Data excerpts
--- START ---

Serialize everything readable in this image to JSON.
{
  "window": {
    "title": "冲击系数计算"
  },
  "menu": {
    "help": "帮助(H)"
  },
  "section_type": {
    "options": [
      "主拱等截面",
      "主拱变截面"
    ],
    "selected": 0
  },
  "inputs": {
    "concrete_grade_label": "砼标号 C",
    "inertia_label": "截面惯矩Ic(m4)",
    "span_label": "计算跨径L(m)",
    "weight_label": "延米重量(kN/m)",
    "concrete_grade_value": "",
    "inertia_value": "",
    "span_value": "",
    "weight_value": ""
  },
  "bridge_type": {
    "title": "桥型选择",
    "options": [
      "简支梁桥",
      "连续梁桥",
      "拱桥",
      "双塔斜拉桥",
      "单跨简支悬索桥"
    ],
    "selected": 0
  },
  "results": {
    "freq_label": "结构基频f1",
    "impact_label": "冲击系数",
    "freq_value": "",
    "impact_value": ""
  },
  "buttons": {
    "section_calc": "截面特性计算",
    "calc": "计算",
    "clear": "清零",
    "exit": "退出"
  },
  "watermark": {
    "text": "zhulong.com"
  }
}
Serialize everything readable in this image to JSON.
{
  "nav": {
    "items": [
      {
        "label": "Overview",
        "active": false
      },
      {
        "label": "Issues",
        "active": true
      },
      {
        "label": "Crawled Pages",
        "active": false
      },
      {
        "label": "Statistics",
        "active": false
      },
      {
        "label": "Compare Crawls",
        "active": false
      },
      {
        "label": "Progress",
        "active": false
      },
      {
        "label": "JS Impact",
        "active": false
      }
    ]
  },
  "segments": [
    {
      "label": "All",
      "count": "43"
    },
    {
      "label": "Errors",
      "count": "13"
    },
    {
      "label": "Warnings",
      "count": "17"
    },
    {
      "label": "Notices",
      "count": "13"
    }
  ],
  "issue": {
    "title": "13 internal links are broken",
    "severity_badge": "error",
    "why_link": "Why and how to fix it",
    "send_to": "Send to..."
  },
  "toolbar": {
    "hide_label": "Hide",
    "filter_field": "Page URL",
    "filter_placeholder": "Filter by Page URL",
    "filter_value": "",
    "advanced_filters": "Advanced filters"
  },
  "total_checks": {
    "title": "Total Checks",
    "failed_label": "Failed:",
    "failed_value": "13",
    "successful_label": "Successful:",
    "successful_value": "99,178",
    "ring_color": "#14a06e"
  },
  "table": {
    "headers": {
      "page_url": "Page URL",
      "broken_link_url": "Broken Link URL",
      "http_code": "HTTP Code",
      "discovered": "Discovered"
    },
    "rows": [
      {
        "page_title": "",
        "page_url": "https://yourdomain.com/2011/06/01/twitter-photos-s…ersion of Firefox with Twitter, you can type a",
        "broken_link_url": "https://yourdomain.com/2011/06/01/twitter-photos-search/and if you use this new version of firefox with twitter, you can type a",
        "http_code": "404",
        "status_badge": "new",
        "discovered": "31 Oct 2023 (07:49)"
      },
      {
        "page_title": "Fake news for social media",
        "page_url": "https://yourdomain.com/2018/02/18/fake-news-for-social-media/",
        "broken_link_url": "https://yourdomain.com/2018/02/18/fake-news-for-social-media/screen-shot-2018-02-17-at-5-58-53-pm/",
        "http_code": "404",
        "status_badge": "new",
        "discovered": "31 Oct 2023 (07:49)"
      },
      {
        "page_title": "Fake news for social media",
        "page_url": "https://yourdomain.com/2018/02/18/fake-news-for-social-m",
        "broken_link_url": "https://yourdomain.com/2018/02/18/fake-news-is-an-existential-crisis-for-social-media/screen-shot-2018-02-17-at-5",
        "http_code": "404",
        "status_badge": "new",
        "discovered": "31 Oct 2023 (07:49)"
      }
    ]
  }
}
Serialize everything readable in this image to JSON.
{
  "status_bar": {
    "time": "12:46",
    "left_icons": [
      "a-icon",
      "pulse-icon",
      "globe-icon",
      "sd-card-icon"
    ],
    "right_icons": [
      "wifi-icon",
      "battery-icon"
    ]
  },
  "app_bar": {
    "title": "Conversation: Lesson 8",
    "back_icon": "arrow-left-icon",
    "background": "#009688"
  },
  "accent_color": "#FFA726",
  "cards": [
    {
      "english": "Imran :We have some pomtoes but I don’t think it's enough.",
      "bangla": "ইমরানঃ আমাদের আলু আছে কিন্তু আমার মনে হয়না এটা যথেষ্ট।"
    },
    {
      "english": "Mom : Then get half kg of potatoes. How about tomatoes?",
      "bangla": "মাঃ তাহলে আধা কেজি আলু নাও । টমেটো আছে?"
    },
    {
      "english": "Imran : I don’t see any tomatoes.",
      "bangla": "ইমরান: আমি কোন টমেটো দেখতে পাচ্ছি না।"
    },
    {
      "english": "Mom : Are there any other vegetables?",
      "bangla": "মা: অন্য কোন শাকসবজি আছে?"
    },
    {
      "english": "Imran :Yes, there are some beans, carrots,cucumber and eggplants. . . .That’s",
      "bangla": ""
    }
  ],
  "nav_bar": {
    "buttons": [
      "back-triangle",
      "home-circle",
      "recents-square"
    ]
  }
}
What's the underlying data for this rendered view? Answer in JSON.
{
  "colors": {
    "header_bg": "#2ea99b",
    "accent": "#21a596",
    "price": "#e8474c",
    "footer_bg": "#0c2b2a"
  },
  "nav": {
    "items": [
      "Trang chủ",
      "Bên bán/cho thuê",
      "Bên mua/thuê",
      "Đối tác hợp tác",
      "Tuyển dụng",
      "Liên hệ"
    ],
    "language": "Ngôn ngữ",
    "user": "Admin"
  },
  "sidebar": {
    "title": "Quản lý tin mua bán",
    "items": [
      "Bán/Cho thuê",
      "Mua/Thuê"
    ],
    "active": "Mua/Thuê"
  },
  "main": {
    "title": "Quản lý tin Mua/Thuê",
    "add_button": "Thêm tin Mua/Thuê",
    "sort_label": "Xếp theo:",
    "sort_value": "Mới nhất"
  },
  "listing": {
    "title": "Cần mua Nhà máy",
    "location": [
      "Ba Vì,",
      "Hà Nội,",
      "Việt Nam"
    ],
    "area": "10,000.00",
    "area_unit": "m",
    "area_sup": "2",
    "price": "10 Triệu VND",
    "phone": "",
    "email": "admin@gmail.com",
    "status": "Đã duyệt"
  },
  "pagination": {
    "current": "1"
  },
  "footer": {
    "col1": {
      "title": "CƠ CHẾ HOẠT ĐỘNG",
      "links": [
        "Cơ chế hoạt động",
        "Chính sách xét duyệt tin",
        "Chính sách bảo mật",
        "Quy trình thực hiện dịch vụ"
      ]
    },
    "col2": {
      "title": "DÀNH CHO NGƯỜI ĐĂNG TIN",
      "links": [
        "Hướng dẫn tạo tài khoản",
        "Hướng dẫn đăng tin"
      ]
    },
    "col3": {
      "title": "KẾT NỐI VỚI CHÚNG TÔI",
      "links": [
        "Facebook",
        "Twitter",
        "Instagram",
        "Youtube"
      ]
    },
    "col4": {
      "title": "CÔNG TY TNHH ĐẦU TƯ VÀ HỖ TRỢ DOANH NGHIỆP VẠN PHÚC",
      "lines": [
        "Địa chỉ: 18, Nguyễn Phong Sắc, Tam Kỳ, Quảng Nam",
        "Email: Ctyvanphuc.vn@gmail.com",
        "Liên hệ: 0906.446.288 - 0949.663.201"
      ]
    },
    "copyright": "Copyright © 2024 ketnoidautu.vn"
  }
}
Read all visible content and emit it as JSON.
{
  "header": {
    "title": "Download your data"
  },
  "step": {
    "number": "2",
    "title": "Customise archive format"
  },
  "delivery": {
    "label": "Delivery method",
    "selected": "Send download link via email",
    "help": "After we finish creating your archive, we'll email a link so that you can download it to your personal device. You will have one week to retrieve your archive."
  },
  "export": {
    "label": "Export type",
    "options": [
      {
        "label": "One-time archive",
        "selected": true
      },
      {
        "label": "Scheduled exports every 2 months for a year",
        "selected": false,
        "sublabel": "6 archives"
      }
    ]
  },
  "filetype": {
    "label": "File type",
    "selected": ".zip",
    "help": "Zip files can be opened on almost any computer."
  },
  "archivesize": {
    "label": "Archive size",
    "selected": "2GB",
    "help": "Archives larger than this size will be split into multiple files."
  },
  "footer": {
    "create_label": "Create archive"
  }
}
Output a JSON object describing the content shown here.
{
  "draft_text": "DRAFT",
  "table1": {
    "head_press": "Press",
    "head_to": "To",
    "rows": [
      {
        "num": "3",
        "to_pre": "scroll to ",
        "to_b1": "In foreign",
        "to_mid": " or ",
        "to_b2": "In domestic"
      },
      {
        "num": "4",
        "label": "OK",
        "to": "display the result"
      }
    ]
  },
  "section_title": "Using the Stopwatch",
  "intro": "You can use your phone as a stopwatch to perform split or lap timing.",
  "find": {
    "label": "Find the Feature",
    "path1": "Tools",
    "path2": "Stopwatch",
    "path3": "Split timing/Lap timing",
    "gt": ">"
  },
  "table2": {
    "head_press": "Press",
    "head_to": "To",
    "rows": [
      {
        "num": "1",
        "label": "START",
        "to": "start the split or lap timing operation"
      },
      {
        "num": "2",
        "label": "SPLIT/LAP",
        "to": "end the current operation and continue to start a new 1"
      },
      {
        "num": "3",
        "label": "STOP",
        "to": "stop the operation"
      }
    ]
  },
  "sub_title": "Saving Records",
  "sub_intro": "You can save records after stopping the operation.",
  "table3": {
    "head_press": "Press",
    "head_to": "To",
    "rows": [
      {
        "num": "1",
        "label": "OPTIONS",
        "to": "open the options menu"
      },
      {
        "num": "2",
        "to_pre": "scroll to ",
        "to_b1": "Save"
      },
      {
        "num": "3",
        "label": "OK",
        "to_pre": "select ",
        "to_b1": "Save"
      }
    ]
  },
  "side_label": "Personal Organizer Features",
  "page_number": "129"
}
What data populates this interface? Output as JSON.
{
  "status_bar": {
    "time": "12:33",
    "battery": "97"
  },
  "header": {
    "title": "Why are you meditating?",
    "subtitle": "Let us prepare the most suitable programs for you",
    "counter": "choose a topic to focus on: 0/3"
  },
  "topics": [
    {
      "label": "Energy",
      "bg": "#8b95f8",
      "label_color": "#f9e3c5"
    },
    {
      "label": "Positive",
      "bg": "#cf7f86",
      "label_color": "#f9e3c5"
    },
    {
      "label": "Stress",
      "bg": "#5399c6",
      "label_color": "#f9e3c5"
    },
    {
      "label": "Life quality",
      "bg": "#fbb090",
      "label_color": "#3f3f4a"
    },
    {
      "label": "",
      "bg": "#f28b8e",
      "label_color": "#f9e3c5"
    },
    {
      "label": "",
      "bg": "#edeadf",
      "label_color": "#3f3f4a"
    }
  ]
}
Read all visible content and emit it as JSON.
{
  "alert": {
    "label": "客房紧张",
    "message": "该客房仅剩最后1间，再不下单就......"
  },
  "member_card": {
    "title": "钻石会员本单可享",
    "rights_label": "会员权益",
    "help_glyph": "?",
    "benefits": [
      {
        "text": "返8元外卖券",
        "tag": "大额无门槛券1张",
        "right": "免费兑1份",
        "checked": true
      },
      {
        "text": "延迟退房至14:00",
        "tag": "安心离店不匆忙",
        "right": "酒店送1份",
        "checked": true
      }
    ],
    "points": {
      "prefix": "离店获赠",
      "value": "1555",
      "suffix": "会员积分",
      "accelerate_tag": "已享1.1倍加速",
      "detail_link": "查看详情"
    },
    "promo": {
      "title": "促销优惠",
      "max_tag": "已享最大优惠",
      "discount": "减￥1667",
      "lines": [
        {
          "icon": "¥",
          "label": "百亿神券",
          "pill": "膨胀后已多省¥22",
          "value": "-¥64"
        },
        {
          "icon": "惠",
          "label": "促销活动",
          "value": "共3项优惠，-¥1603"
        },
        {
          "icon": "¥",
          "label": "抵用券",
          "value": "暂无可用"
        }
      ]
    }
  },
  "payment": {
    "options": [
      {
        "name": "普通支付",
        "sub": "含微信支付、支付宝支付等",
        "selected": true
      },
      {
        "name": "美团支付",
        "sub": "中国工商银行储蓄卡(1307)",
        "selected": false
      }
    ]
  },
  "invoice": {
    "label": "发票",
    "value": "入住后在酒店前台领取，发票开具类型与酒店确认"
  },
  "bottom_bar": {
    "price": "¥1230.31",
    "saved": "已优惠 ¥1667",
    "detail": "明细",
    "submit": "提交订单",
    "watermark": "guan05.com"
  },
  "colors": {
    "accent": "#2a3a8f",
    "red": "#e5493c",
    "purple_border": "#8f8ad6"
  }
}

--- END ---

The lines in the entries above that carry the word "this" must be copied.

> **Solved problem**
Serialize everything readable in this image to JSON.
Serialize everything readable in this image to JSON.
        "broken_link_url": "https://yourdomain.com/2011/06/01/twitter-photos-search/and if you use this new version of firefox with twitter, you can type a",
Serialize everything readable in this image to JSON.
What's the underlying data for this rendered view? Answer in JSON.
    "help": "Archives larger than this size will be split into multiple files."
What data populates this interface? Output as JSON.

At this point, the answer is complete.